Texas Gov. Greg Abbott on June 9 signed into law Senate Bill 1007, legislation that contains many revisions and additions to the state’s current appraiser licensing and certification law, the Appraisal Institute reported.
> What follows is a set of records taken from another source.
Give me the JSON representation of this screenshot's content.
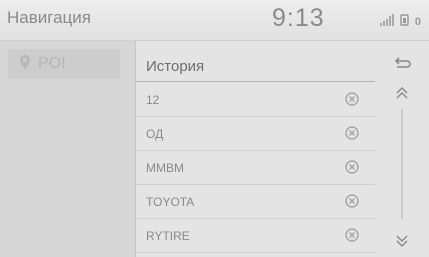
{
  "topbar": {
    "title": "Навигация",
    "clock": "9:13"
  },
  "status_icons": [
    "signal-icon",
    "phone-battery-icon",
    "notification-count-icon"
  ],
  "status": {
    "notification_count": "0"
  },
  "sidebar": {
    "poi_label": "POI"
  },
  "list": {
    "title": "История",
    "items": [
      {
        "label": "12"
      },
      {
        "label": "ОД"
      },
      {
        "label": "ММВМ"
      },
      {
        "label": "TOYOTA"
      },
      {
        "label": "RYTIRE"
      }
    ]
  }
}
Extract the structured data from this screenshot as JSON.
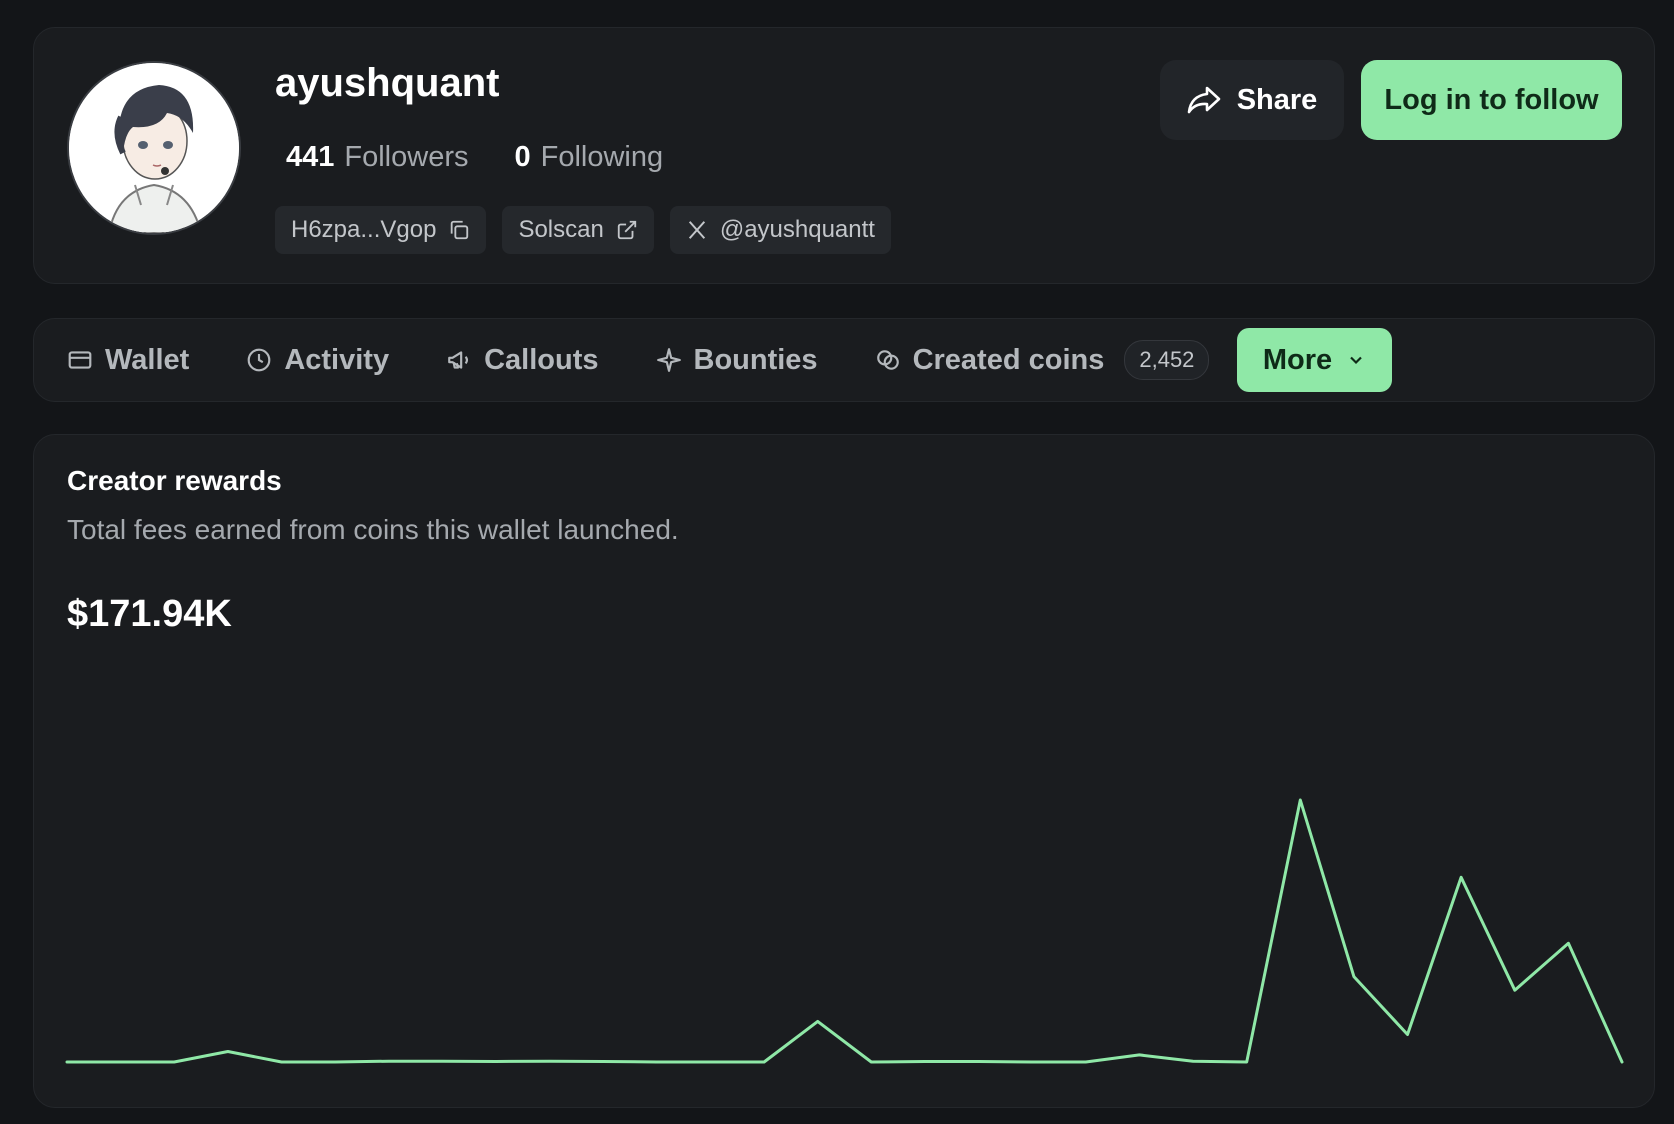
{
  "profile": {
    "username": "ayushquant",
    "followers_count": "441",
    "followers_label": "Followers",
    "following_count": "0",
    "following_label": "Following",
    "wallet_chip": "H6zpa...Vgop",
    "solscan_chip": "Solscan",
    "x_handle": "@ayushquantt",
    "share_label": "Share",
    "follow_label": "Log in to follow"
  },
  "tabs": {
    "items": [
      {
        "label": "Wallet",
        "icon": "wallet-icon"
      },
      {
        "label": "Activity",
        "icon": "clock-icon"
      },
      {
        "label": "Callouts",
        "icon": "megaphone-icon"
      },
      {
        "label": "Bounties",
        "icon": "sparkle-icon"
      },
      {
        "label": "Created coins",
        "icon": "coins-icon",
        "count": "2,452"
      }
    ],
    "more_label": "More"
  },
  "rewards": {
    "title": "Creator rewards",
    "subtitle": "Total fees earned from coins this wallet launched.",
    "total": "$171.94K"
  },
  "colors": {
    "accent": "#8fe8a7",
    "background": "#131518",
    "card": "#1a1c1f"
  },
  "chart_data": {
    "type": "line",
    "title": "",
    "xlabel": "",
    "ylabel": "",
    "grid": false,
    "ylim": [
      0,
      100
    ],
    "x": [
      0,
      1,
      2,
      3,
      4,
      5,
      6,
      7,
      8,
      9,
      10,
      11,
      12,
      13,
      14,
      15,
      16,
      17,
      18,
      19,
      20,
      21,
      22,
      23,
      24,
      25,
      26,
      27,
      28,
      29
    ],
    "series": [
      {
        "color": "#8fe8a7",
        "values": [
          0,
          0,
          0,
          4,
          0,
          0,
          0.3,
          0.3,
          0.2,
          0.3,
          0.2,
          0,
          0,
          0,
          15.5,
          0,
          0.2,
          0.2,
          0,
          0,
          2.7,
          0.3,
          0,
          100,
          32.6,
          10.5,
          70.5,
          27.4,
          45.3,
          0
        ]
      }
    ]
  }
}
The provisions in the bill will take effect Jan. 1, 2016.
SB 1007 includes provisions related to three high-priority issues for the Appraisal Institute:
The bill will allow the Texas Appraiser Licensing and Certification Board to adopt rules relating to the standards for the development of an appraisal and the conveyance of an appraisal report that are “recognized as substantially equivalent to” the Uniform Standards of Professional Appraisal Practice.
The bill clarifies that an appraiser who is certified by a jurisdiction other than Texas can perform a review of an appraisal of real property in Texas without a Texas appraiser credential if the appraiser does not offer an opinion of value as part of the review process.
The bill grants the TALCB maximum flexibility to adopt rules to implement the Appraiser Qualifications Board’s requirements that states have processes in place to ensure that applicants for appraiser credentials do not have a background that would call into question the public trust.
Also included in the bill are provisions that: A) require members of the Texas Appraiser Licensing and Certification Board to undergo training prior to being permitted to vote or deliberate on matters before the Board; B) limit the ability of the TALCB to conduct an investigation of an appraiser or appraisal management company to no later than the fourth anniversary of the date an alleged violation occurred; and C) ensure the confidentiality of information or material prepared or compiled by the TALCB in relation to a pending complaint, investigation, or audit.
SB 1007 was fully supported by the Foundation Appraisers Coalition of Texas, which includes all eight Appraisal Institute Texas Chapters.
View a copy of SB 1007.
posted in Appraiser News |